Patient Engagement: The Key to Decentralized Clinical Trials
By Alan Menius, Chief Scientific Officer
A year into the pandemic, the clinical trials world is coming to grips with long-term changes in the way trials are developed and conducted. These changes, led by the move to remote and decentralized clinical trials, present a great opportunity to improve research and outcomes – but only if we start by improving patient engagement.
COVID-19’s effects on clinical trials are well-documented. Enrollments are down, patient visits to trial sites aren’t happening as often, and some investigators have been furloughed or reassigned to COVID-related duties. For many reasons, the way clinical trials are conducted has not kept pace with changing economic, demographic and cultural norms.
The good news is that trial sponsors and researchers have begun to embrace new methods. These include decentralized trials, defined by the Clinical Trials Transformation Initiative as those conducted by telehealth and mobile providers.
However, as more trials move away from traditional settings, sponsors need to make sure they’re ready to confront the challenge of keeping patients engaged in their own health. Rather than being a barrier to overcome, improving patient engagement should be seen as an opportunity made possible by technology and process improvements.
Better Engagement = Better Adherence

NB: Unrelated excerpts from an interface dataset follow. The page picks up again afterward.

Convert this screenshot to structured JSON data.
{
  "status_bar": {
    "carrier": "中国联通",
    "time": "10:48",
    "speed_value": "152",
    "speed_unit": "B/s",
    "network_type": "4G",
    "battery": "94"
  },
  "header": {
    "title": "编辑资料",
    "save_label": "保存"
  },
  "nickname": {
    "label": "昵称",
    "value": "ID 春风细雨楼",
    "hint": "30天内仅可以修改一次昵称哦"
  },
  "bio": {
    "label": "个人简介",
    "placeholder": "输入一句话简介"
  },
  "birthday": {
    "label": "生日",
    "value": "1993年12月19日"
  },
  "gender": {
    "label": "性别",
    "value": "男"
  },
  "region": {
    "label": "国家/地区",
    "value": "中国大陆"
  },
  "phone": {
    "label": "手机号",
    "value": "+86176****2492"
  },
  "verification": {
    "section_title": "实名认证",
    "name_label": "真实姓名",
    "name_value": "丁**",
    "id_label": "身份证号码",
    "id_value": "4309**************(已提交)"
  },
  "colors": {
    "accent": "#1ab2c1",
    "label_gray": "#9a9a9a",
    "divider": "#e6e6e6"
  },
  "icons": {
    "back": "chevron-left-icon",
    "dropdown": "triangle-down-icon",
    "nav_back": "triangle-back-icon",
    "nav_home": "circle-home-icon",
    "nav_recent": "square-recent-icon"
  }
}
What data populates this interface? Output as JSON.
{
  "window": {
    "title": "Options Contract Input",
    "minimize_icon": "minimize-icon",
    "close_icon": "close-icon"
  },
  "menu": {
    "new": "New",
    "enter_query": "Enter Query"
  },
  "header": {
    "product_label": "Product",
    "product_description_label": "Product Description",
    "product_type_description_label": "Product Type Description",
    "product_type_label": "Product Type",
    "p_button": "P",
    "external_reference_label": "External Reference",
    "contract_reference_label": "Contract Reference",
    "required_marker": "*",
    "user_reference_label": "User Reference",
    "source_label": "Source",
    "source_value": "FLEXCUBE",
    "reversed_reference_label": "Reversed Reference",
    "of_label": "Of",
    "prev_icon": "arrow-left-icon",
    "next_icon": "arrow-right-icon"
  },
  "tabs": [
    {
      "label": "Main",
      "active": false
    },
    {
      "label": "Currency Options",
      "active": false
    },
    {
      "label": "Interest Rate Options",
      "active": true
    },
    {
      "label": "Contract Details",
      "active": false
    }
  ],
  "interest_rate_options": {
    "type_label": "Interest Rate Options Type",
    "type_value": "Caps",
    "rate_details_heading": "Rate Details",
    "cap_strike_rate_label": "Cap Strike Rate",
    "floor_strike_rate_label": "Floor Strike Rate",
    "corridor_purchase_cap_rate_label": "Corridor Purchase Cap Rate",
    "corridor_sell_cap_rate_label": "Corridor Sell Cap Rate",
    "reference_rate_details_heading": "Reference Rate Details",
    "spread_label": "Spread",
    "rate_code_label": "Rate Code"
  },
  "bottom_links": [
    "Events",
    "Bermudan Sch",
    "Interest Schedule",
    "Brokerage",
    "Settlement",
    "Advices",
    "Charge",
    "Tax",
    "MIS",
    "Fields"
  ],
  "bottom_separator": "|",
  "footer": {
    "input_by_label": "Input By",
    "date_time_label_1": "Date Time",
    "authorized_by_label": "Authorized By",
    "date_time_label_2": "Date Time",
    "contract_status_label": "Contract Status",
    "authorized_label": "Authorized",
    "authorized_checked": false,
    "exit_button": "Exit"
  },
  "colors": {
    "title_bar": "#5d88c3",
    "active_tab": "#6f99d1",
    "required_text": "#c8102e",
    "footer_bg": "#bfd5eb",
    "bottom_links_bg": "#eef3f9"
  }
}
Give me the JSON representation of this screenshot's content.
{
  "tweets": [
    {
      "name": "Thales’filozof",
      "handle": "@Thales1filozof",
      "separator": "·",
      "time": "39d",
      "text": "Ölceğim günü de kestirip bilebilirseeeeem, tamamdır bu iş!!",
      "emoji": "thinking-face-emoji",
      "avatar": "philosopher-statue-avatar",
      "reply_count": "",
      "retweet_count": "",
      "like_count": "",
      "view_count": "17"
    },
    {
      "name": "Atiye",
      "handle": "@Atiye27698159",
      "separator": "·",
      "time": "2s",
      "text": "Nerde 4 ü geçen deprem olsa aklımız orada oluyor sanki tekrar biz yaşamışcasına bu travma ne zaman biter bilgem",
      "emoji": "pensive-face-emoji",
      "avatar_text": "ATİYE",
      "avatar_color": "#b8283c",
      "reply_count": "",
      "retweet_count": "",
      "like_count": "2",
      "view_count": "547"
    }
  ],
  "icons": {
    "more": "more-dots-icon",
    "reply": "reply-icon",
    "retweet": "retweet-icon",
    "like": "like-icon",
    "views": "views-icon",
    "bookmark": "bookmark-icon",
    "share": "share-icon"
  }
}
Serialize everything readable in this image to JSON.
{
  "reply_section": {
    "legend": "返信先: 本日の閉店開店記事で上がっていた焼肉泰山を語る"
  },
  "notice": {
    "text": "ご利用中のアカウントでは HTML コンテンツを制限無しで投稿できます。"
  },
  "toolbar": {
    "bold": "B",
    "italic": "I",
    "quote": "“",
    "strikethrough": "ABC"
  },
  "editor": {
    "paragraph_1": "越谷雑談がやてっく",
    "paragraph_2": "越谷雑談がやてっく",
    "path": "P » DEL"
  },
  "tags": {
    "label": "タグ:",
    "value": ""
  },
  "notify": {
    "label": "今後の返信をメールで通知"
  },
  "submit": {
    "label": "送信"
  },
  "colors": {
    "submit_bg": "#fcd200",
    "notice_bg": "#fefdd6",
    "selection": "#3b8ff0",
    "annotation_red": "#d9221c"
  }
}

High levels of patient engagement in clinical research is known to be equated with higher medication adherence. So it’s vital that participants play a collaborative role and remain engaged with their care team.
While the industry continues to learn more about engaging patients during trials, we can count on several broad principles to design and conduct trials that result in high levels of engagement. For example, connecting with patients in ways they want to be reached, and with the right information, helps reduce frustration and lead to better engagement.
In a new whitepaper, Spencer Health Solutions outlines four examples of ways trial sponsors can better engage participants in remote or decentralized trials:
Deploy custom surveys: One way to gather both qualitative and quantitative data from patients is to ask them directly about their health status, medications taken and any symptoms. The white paper describes how Catalyst Healthcare has used spencer in-home units to give pharmacists patient-reported details from survey questions delivered over spencer.
Collect real-world data passively: Real-world data (RWD) is gaining in usage. By adding passive biometrics to electronic health records and digital health devices, researchers can collect the data needed to report real-world evidence (RWE) without requiring patients to act.
Provide content that motivates healthy behaviors: Patient portals are often effective in delivering health messages and reminders.
Improve safety: If a patient suddenly stops taking medication, the medical team can find out about it in near-real-time with devices that track daily adherence levels. These digital patient engagement tools feed data to researchers that can help them address medication safety issues.
Use Technology Strategically
These examples of ways to improve engagement in decentralized trials have technology solutions at their core. But successfully engaging patients requires far more than providing them with technology and tools. Each digital health technology must be deployed strategically, taking into account whether and how patients interact with the tools and whether the chosen technology actually helps bring about high-quality studies.
For example, patient portals that are well-designed and easy for patients to use are great tools for increasing engagement. However, studies show that mobile health apps are better used as support platforms, not as a primary or exclusive means of interacting with patients. A good strategy for designing a trial is to select the right patient portal and use mobile apps that support engagement through the portal.
One advantage that in-home technology offers for decentralized trials is the ability to track and report biometrics, enable patient surveys, and perform other functions via telehealth that previously required a visit to the clinic site. A May 2020 Viewpoint article in JAMA listed multiple methods of collecting patient information remotely, including at-home electronic data capture, centralized data monitoring, and the use of local labs instead of central ones used during trials. These methods should be here to stay, even after the pandemic recedes.
In recent years, clinical trials have depended more on digital health technologies to perform a variety of functions, including improving patient engagement. COVID has only accelerated that trend.
As decentralized trials become more the norm than the exception, trial sponsors have a great opportunity to rethink what it means to engage patients and make sure engagement is at the top of the list when designing and implementing their studies.
Alan Menius is the Chief Scientific Officer for Spencer Health Solutions